Retype the records in full, keeping each character as it is.
(ENTRIES SUPPLIED begins)
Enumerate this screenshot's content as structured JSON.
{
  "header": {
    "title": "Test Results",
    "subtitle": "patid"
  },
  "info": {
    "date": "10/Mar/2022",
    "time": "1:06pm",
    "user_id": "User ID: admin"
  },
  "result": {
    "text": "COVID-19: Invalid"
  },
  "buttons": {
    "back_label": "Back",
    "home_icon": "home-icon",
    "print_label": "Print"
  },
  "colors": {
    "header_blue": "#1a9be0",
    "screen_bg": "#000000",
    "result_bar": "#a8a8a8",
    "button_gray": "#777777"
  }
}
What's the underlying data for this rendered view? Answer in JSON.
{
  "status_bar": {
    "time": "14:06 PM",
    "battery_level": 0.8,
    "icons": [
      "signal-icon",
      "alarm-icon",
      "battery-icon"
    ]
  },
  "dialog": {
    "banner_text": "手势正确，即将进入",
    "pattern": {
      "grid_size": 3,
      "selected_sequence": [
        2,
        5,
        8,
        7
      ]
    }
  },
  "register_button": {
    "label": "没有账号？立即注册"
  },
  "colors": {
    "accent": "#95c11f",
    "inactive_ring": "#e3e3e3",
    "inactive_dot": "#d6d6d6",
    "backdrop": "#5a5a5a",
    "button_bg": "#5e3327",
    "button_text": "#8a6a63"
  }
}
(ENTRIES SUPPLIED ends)
= FINISHED TASK =
Enumerate this screenshot's content as structured JSON.
{
  "header": {
    "title": "Test Results",
    "subtitle": "patid"
  },
  "info": {
    "date": "10/Mar/2022",
    "time": "1:06pm",
    "user_id": "User ID: admin"
  },
  "result": {
    "text": "COVID-19: Invalid"
  },
  "buttons": {
    "back_label": "Back",
    "home_icon": "home-icon",
    "print_label": "Print"
  },
  "colors": {
    "header_blue": "#1a9be0",
    "screen_bg": "#000000",
    "result_bar": "#a8a8a8",
    "button_gray": "#777777"
  }
}
What's the underlying data for this rendered view? Answer in JSON.
{
  "status_bar": {
    "time": "14:06 PM",
    "battery_level": 0.8,
    "icons": [
      "signal-icon",
      "alarm-icon",
      "battery-icon"
    ]
  },
  "dialog": {
    "banner_text": "手势正确，即将进入",
    "pattern": {
      "grid_size": 3,
      "selected_sequence": [
        2,
        5,
        8,
        7
      ]
    }
  },
  "register_button": {
    "label": "没有账号？立即注册"
  },
  "colors": {
    "accent": "#95c11f",
    "inactive_ring": "#e3e3e3",
    "inactive_dot": "#d6d6d6",
    "backdrop": "#5a5a5a",
    "button_bg": "#5e3327",
    "button_text": "#8a6a63"
  }
}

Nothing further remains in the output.